I'm Booking It (August)
Despite being a busy summer, I was able to carve out a bit of time each week to indulge in some great reads. I got a lot of reading done while traveling in the car, an entire series completed during our week at the beach and lately I've been stealing an hour or so in the evenings after the little guys have gone to bed and Jon is busy doing homework. I feel like we've finally got our lives together from the move, things have slown down considerably now that summer is over, and Jude has started going to bed at the same time as Jack, so it's nice to have some legitimate time to settle down with a book during the week.
"...telegraphy gave a form of legitimacy to the idea of context-free information; that is, to the idea that the value of information need not be tied to any function it might serve in social and political decision-making and action, but may attach merely to its novelty, interest, and curiosity. The telegraph made information into a commodity, a "thing" that could be bought and sold irrespective of its uses or meaning" (p. 65).

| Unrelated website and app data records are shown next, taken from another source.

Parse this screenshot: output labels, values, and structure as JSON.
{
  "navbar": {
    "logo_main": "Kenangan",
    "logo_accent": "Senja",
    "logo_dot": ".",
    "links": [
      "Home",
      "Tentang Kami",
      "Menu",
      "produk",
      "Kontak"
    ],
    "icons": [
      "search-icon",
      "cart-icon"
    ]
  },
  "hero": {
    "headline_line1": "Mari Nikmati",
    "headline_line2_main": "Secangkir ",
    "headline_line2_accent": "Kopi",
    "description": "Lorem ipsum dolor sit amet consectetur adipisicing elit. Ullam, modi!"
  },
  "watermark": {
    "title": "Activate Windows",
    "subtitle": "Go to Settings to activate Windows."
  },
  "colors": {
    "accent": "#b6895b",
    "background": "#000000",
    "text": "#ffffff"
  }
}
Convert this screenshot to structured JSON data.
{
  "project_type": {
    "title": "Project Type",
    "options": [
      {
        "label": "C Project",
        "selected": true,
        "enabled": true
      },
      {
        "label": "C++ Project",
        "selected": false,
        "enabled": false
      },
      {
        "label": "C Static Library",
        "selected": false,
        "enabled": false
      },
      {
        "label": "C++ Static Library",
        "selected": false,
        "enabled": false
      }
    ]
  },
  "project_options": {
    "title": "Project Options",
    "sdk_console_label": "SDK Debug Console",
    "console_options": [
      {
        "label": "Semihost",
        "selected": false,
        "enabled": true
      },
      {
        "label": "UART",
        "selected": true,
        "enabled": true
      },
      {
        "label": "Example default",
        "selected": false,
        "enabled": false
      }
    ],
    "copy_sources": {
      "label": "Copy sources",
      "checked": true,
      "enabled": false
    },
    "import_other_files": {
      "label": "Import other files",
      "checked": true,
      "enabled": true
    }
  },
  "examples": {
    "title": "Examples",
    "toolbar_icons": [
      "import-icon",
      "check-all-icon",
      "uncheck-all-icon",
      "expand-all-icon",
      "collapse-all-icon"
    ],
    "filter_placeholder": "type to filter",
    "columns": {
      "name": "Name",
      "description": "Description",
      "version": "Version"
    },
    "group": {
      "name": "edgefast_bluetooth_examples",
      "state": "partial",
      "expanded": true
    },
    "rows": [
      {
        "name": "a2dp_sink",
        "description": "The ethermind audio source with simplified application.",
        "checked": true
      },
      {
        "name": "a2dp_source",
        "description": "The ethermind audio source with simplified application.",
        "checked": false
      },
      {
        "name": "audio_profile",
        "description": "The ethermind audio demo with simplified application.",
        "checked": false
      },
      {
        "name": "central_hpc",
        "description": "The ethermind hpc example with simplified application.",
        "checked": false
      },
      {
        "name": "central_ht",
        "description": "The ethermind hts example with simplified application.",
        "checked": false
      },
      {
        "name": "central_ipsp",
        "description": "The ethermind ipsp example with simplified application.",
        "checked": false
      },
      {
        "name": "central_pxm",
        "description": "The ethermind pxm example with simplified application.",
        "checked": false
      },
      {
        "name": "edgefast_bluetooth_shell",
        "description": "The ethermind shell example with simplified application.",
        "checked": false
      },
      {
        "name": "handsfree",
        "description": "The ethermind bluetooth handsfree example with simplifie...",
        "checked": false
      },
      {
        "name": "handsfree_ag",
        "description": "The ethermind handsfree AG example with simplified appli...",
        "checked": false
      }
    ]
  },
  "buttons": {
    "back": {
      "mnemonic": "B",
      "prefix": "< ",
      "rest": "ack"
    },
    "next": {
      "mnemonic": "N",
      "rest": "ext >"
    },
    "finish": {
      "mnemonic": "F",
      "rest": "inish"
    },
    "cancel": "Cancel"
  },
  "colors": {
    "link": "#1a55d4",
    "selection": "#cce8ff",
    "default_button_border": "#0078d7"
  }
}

"In the information world created by telegraphy, this sense of potency was lost, precisely because the whole world became the context for news. Everything became everyone's business. For the first time, we were sent information which answered no question we had asked, and which, in any case, did not permit the right of reply" (p. 69).
"Where people once sought information to manage the real contexts of their lives, now they had to invent contexts in which otherwise useless information might be put to some apparent use" ergo we now have crossword puzzles, cocktail parties, quiz shows and "Trivial Pursuit" (p. 76).
I found myself constantly thinking of today, 25 years after Postman wrote this book, and how much Facebook, Twitter and other social media resemble telegraphy.
Of course, this book was really about television and how this medium has affected society. It was interesting, but not exactly what I was expecting to read. Rather than suggesting we bust up our TVs or begin regulating the quality of programming, Postman says that "Television ... serves us most usefully when presenting junk-entertainment; it serves us most ill when it co-opts serious modes of discourse--news, politics, science, education, commerce, religion--and turns them into entertainment packages" (p. 159). Now, if you'll excuse me, "Top Chef" is on and I should probably go Tweet about how I've learned to cook bacon three ways. Bacon foam. Yum.